First, no transmutation scheme is able to deal with all of the radionuclides of concern since many cannot be transmuted for practical purposes. Second, transmutation of Technetium-99 and Iodine-129 is not 100% effective, even with multiple passes through the reactor, and new long-lived fission products are created from the fission of the actinides. Third, fissioning of the actinides is not 100% effective. The composition of the residual transuranic waste would be shifted towards higher isotope actinides and the waste would thus be more radioactive. This would pose greater radiological risks and complicate disposal. Finally, since cesium-137 will be disposed of in the repository with cesium-135, the large amount of heat generated by it would mean that the space requirements for disposal could be considerable.
Transmutation, even in the context of a phase-out of nuclear power, would also require decades to implement and possibly centuries to complete. This may require institutional control over the waste for time periods much longer than is feasible or desirable.
Implications of Transmutation
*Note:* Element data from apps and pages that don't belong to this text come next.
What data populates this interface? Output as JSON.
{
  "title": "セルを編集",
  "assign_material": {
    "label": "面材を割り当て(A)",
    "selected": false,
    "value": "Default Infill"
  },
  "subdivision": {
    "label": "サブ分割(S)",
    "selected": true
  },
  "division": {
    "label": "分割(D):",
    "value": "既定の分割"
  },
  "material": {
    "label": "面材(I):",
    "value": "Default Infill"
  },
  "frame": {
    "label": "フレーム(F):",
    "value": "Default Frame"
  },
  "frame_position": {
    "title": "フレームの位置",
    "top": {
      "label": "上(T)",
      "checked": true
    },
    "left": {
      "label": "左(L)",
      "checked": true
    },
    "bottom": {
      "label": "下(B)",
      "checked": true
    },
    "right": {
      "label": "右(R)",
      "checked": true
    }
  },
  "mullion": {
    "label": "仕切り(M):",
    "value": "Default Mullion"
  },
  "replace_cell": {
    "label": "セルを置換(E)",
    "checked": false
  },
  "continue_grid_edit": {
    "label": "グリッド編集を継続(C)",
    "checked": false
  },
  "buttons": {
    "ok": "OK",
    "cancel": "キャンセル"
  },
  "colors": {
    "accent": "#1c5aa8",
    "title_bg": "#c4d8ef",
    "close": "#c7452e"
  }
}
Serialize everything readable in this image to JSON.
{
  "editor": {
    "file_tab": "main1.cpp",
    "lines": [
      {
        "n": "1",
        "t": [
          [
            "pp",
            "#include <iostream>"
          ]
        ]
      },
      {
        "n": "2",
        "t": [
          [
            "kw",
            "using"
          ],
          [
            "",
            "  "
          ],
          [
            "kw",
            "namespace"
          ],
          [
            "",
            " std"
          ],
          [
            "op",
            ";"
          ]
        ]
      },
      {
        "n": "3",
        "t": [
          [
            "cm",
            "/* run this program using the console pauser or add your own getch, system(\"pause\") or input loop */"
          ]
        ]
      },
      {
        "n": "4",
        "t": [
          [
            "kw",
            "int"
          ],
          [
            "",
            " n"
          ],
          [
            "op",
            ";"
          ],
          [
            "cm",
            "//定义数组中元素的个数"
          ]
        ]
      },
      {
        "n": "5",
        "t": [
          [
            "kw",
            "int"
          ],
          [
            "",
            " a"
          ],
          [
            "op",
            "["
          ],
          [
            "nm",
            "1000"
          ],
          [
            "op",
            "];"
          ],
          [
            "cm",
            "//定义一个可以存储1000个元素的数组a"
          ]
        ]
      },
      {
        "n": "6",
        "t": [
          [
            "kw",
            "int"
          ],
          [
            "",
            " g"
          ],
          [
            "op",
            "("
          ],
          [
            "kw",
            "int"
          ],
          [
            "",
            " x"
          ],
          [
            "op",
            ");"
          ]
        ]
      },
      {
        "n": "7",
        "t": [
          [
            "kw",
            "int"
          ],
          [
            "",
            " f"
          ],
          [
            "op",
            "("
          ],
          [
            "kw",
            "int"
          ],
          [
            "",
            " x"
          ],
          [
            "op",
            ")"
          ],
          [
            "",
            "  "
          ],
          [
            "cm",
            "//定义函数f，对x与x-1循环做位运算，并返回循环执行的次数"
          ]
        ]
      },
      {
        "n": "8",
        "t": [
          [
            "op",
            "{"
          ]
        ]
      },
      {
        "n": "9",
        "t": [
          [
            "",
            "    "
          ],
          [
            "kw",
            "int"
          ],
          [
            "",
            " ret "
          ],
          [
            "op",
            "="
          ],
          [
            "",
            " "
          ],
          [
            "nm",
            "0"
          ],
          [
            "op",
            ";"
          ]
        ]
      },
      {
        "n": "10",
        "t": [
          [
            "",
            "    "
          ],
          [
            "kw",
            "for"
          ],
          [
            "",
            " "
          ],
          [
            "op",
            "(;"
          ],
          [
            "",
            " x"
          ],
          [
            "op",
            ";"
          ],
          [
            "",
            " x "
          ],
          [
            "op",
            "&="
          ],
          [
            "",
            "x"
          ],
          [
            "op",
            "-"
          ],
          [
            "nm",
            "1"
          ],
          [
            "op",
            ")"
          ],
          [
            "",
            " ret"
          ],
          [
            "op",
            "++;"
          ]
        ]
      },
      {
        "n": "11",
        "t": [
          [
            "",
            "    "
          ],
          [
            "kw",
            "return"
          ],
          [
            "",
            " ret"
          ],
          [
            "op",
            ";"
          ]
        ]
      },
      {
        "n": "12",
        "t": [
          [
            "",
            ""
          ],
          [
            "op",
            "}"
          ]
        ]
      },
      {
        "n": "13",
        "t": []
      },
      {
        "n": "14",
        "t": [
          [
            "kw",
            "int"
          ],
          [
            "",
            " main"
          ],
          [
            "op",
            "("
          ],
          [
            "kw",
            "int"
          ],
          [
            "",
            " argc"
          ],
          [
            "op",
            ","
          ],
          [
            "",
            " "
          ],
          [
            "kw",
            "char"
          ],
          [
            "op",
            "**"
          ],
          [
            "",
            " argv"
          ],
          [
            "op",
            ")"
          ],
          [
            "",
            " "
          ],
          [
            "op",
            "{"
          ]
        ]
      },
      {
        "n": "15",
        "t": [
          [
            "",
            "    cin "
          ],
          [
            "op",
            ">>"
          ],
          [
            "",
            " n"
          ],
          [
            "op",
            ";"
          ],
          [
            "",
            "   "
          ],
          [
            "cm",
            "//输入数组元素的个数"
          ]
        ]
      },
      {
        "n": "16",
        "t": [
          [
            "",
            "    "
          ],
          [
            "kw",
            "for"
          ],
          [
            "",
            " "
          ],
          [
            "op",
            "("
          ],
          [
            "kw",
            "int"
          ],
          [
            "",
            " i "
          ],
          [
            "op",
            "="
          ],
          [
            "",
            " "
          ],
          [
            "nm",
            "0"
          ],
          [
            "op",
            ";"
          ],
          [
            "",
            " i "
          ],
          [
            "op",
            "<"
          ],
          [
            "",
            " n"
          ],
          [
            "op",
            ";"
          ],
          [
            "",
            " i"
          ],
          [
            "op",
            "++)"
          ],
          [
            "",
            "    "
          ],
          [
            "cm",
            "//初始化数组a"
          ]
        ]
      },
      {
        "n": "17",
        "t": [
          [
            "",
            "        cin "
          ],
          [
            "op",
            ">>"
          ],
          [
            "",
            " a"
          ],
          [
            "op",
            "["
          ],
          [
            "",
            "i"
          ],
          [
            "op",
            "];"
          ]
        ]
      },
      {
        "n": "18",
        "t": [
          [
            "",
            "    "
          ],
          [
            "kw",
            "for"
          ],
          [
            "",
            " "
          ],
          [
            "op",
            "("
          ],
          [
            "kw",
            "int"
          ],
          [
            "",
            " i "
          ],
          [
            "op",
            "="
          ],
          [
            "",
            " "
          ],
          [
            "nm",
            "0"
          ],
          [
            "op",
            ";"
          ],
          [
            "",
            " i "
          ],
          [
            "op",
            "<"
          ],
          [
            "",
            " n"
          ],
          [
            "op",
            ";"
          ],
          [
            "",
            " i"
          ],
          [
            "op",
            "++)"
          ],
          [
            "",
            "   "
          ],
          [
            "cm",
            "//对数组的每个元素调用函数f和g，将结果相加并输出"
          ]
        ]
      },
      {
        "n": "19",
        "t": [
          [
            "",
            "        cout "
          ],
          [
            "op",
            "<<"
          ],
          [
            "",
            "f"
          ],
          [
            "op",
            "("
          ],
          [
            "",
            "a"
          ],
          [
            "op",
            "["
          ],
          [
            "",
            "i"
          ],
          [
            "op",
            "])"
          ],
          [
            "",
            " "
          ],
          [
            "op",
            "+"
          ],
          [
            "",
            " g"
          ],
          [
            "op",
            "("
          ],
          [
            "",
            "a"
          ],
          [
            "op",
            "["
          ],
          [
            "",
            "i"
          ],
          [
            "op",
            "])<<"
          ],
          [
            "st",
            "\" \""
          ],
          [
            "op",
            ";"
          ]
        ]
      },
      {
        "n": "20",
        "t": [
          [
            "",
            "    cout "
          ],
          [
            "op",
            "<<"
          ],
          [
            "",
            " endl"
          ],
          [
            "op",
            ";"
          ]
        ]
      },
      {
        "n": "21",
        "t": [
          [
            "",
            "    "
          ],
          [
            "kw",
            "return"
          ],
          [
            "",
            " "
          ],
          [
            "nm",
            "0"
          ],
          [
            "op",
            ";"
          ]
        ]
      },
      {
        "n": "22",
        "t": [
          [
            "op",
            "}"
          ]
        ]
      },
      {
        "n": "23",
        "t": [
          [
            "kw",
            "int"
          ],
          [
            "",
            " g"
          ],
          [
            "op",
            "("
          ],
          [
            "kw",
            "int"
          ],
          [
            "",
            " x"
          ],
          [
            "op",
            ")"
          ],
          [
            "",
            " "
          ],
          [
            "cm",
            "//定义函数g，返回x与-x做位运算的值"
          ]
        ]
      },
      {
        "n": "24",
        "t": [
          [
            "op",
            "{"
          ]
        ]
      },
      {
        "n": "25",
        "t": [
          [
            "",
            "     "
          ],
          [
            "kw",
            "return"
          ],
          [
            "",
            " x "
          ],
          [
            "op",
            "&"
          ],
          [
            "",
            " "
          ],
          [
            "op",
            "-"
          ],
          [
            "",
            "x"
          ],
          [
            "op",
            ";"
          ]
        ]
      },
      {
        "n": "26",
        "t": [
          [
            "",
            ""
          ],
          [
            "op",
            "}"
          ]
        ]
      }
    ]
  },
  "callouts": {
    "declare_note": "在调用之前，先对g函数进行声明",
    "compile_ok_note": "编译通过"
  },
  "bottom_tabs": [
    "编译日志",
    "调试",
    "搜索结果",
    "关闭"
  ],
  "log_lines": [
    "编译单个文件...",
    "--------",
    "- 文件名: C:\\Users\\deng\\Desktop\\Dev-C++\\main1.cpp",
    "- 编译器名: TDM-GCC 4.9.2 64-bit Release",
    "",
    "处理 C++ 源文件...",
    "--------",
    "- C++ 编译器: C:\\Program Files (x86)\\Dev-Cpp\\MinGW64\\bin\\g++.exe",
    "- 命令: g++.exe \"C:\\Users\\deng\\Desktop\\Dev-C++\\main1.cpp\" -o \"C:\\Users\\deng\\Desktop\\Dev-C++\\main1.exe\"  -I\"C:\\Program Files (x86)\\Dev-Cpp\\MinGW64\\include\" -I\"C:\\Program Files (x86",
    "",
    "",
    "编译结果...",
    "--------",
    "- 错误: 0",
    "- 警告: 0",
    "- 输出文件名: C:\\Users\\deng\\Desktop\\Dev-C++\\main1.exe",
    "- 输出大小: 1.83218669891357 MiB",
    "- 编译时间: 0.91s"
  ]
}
Proliferation. All transmutation schemes require reprocessing of transuranic radionuclides. While these schemes may not yield materials attractive to weapons designers in nuclear weapons states, they can be used to make nuclear weapons and would pose significant proliferation risks in that non-state groups or non-weapons states might seek to acquire and use them. Even the reprocessing methods that are labeled as proliferation resistant, such as pyroprocessing, can be easily modified to allow for the extraction of plutonium pure enough to make weapons. These types of facilities may in fact increase proliferation risks due to their compact size and potential problems in developing adequate safeguards. Furthermore, promotion of transmutation as a waste management tool may result in the widespread transfer of this technology.
Environment and Health. Reprocessing, which is required by all transmutation schemes, is one the most damaging components of the fuel cycle. It results in large volumes of waste and radioactive emissions to air and water. Its health impacts on workers, off-site residents, and even far away populations are well documented. Because fuel fabrication does not involve the production of liquid waste, its effects are mainly restricted to workers and are on the same order as for workers in the reprocessing sector. The increased radiological risk of handling fuel that has been repeatedly irradiated is cause for serious concern. Finally, the increased transportation of high level waste required under a number of transmutation schemes would increase the probability of a transportation accident with its attendant effects.
Reactor Safety. Transmutation would require the development and implementation of new reactor technologies and/or the expanded use of existing reactors. Some of these new reactors have been described as "inherently safe." However, increases in certain safety features, in comparison with existing reactors, is countered by decreases in other safety features and the creation of new safety problems unique to the new reactor designs. For example, some feedback effects that help prevent a runaway reaction in existing reactors do not exist in some transmutation reactors.
Cost. The cost of transmutation, particularly for the advanced schemes that would be required in order to have significant reduction of actinides, is prohibitively expensive. Furthermore, while electricity would be produced to offset these costs, it is highly unlikely that these revenues will be sufficient. Transmutation would likely require tens of billions of dollars to develop, and additional large subsidies even during operations, when electric power sales are expected to generate some revenue.
Continuation of Nuclear Power. Transmutation is not only considered in the context of managing the waste from the current generation of nuclear reactors (i.e. as part of a phase-out of nuclear power). Most transmutation schemes, particularly in Europe and Japan, assume an indefinite continuation of nuclear power, with transmutation as one part of a new nuclear fuel cycle. By supposedly solving some of the current problems with nuclear power, transmutation is seen by some as essential to ensuring the continued growth of nuclear power.
Source: "The Nuclear Alchemy Gamble: An Assessment of Transmutation as a Nuclear Waste Management Strategy", IEER, available at: http://www.ieer.org/reports/transm/index.html